The main objective of this study is to explore the relationship of psychotropic medication use patterns and clinician-reported maltreatment status in Medicaid-insured youth. This cross-sectional study analyzed computerized outpatient claims for youth aged 2-17 years who were continuously enrolled for ≥10 months in a mid-Atlantic state Medicaid program in 2006. Bivariate analyses and multivariable logistic modeling were employed to assess patterns of any psychotropic drug use, and specifically for antipsychotics, antidepressants, and stimulants by clinician-reported maltreatment status and according to other study covariates. Child maltreatment status was assessed using ICD-9 codes for maltreatment. Other covariates included age group, gender, race/ethnicity, region, Medicaid-eligibility categories, and clinician-reported psychiatric diagnostic groups. Among 274,490 youth, 901 had a clinician-reported child maltreatment indicator for a prevalence of 3.3 per 1,000. These youth were more likely to be older, female, African American, and Medicaid eligible by foster care or disability. Youth with clinician-reported maltreatment compared to youth without identified maltreatment had a significantly higher prevalence of antipsychotic use (14.1 vs. 3.4 %), antidepressant use (12.1 vs. 3.4 %) and stimulant use (15.8 vs. 7.8 %). After adjusting for the study covariates, the odds of antipsychotic use (2.6 [2.0, 3.2]), antidepressant use (2.0 [1.6, 2.6]), and any psychotropic use (1.5 [1.3, 1.9]) were comparatively higher among youth with clinician-reported maltreatment. By contrast, the adjusted-odds of stimulant use was comparable between the groups. The findings from this exploratory study from one state's Medicaid outpatient data suggest that youth with maltreatment indicators have an increased likelihood of antipsychotic and antidepressant medication dispensings.
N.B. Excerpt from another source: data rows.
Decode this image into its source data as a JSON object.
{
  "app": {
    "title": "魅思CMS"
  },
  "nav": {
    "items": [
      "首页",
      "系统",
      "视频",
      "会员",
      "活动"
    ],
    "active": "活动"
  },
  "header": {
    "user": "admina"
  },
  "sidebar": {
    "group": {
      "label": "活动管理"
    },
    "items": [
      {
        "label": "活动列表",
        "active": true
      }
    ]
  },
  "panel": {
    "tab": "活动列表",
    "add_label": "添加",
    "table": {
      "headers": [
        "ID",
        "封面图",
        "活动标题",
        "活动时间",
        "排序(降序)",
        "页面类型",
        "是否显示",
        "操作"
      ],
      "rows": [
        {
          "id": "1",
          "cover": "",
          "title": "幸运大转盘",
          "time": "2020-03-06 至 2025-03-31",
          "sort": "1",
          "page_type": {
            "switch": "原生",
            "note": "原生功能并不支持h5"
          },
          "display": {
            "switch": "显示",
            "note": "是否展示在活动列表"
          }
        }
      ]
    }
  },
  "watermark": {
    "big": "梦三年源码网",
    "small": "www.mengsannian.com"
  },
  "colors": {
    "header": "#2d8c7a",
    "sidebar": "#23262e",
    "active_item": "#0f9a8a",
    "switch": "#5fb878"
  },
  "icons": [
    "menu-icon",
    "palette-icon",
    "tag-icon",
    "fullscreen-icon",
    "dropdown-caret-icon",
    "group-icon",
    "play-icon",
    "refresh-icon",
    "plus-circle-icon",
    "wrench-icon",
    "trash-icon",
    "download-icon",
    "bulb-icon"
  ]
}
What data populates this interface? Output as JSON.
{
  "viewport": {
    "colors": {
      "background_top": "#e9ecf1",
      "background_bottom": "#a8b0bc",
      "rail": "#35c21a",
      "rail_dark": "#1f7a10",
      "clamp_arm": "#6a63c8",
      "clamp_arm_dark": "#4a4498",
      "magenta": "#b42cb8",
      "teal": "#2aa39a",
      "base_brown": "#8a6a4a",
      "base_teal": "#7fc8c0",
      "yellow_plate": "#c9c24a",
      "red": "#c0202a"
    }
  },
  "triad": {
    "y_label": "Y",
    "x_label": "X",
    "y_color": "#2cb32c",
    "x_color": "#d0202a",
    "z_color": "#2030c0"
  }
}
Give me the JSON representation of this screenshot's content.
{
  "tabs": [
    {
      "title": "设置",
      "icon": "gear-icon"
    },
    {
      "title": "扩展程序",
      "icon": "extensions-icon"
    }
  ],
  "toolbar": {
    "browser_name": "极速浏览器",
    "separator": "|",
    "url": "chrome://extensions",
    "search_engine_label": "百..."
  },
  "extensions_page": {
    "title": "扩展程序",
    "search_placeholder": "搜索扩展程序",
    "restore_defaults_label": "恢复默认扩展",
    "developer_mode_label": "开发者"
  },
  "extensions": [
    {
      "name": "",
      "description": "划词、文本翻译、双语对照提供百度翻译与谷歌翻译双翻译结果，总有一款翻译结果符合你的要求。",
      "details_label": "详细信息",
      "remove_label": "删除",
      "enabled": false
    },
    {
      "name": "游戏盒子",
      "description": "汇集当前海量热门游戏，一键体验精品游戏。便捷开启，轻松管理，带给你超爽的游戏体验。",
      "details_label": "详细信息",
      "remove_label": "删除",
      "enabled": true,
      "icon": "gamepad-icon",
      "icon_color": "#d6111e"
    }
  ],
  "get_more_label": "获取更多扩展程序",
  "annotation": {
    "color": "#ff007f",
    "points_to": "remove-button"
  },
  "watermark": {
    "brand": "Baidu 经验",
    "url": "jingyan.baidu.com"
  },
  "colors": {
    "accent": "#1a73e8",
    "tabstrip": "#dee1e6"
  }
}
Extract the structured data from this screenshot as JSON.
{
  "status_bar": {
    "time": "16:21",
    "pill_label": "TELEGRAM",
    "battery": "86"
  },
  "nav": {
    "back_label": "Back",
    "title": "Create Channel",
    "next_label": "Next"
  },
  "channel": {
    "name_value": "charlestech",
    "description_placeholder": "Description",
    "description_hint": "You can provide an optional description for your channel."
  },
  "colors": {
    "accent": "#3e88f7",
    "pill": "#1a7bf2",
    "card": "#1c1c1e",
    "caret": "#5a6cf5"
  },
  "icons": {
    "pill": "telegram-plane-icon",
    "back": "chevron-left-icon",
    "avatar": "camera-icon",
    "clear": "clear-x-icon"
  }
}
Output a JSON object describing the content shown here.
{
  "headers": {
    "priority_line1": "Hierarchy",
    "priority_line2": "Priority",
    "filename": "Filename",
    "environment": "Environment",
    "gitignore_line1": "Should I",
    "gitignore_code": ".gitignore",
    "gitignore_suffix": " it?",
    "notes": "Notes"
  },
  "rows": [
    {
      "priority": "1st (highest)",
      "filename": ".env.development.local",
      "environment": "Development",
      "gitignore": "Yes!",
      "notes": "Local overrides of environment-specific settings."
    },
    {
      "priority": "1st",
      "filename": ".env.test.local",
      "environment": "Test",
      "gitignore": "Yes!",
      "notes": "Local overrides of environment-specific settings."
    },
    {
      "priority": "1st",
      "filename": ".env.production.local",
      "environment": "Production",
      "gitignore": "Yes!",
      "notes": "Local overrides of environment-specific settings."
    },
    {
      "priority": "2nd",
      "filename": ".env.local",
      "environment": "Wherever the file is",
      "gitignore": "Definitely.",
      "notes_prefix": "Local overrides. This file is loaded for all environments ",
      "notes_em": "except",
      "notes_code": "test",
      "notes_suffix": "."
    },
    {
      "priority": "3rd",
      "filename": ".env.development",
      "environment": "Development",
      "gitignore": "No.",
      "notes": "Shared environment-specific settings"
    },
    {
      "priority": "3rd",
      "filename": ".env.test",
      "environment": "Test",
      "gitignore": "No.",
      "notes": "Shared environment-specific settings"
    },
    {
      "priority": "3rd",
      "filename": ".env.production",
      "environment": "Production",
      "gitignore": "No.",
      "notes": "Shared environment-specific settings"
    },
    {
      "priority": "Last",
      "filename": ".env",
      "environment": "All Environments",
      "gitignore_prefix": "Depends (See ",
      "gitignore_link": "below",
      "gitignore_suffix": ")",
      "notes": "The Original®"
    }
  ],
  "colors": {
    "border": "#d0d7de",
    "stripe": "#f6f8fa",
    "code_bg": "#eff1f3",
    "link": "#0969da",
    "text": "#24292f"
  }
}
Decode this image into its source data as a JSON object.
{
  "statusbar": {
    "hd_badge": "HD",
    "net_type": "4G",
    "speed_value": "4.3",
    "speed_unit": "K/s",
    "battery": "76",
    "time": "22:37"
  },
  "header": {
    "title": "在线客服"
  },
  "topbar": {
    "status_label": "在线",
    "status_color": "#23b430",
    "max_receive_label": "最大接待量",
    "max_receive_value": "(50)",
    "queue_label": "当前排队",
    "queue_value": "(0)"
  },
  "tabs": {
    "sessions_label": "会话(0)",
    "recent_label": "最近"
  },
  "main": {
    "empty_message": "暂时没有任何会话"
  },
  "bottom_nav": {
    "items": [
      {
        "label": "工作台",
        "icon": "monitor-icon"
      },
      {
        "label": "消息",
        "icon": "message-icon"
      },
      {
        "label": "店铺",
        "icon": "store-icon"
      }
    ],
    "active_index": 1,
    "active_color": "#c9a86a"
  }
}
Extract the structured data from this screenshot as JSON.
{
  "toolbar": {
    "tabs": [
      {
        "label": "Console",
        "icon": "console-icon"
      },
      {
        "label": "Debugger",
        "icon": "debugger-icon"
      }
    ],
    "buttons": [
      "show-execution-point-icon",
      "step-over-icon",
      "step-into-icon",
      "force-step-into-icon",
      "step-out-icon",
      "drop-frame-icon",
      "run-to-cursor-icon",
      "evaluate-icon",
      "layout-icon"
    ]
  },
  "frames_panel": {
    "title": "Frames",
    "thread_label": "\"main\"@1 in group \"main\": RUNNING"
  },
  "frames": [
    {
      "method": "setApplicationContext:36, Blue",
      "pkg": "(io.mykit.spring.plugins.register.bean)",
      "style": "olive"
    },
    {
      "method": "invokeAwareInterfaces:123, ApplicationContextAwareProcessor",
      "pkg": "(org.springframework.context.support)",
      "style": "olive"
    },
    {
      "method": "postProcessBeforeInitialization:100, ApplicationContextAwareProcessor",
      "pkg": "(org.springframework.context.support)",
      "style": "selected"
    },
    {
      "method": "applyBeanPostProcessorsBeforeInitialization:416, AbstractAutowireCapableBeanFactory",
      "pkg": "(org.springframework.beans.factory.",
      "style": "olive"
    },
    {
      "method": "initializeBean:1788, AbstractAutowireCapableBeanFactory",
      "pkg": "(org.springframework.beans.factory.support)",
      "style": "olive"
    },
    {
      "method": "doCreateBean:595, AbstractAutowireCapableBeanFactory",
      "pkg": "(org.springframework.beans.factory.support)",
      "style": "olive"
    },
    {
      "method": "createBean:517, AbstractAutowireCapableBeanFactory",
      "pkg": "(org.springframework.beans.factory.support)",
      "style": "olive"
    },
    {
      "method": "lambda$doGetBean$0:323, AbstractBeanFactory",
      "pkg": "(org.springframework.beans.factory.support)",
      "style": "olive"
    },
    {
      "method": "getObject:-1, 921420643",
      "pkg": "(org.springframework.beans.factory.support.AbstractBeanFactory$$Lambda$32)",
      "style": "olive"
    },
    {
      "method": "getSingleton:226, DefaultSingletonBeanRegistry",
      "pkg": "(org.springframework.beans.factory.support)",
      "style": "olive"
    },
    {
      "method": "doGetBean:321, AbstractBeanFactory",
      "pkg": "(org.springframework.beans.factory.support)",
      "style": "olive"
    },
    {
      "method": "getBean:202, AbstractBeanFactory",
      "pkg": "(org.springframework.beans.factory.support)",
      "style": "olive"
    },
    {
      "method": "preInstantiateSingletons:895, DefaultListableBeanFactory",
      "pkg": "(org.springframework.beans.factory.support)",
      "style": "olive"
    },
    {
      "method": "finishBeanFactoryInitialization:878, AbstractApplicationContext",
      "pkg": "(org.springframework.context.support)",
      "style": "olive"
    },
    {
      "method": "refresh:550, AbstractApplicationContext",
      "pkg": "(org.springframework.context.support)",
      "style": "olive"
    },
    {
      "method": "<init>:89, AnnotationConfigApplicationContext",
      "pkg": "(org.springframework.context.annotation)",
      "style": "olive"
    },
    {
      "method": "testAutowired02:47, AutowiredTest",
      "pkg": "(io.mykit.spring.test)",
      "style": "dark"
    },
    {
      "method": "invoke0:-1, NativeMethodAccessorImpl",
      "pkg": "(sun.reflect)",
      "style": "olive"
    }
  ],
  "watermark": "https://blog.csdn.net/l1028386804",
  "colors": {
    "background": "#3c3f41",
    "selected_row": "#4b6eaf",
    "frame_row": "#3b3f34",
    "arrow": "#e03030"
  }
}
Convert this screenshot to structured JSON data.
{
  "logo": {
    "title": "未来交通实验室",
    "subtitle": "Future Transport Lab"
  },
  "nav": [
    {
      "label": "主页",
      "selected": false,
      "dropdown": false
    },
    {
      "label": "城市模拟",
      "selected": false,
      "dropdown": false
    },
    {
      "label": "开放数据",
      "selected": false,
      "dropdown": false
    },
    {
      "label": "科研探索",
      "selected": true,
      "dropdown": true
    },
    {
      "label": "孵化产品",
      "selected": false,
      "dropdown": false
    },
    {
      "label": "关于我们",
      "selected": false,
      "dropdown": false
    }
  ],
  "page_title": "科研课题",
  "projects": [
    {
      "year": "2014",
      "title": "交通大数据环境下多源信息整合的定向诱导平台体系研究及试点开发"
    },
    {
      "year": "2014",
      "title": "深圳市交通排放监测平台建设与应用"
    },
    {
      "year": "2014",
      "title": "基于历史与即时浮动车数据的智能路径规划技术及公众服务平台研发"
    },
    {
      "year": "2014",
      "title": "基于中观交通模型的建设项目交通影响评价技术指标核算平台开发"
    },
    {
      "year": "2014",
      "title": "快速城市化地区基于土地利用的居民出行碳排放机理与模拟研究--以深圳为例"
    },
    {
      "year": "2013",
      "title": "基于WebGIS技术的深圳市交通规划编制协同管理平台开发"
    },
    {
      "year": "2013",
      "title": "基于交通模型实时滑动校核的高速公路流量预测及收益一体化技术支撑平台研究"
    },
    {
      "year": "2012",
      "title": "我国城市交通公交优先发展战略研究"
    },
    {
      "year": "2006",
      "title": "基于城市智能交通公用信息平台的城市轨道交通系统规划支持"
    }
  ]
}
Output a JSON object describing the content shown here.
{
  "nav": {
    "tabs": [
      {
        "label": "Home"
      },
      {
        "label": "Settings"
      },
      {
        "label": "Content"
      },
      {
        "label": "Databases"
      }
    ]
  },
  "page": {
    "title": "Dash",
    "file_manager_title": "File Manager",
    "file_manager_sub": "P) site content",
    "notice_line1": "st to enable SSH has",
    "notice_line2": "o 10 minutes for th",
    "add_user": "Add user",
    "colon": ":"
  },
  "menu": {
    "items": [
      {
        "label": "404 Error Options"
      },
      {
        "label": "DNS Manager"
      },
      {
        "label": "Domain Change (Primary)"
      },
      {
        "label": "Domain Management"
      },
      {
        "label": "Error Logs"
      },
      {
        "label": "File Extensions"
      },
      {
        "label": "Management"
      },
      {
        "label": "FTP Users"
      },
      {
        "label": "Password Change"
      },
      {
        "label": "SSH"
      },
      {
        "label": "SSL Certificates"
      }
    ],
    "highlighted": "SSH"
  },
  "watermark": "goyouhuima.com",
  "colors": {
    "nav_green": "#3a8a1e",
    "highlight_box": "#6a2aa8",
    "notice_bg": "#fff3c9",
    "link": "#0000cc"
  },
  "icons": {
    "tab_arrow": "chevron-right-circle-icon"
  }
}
- Antipsychotic drugs
- Child maltreatment
- Mental health
- Psychotropic drugs
ASJC Scopus subject areas
- Developmental and Educational Psychology
- Life-span and Life-course Studies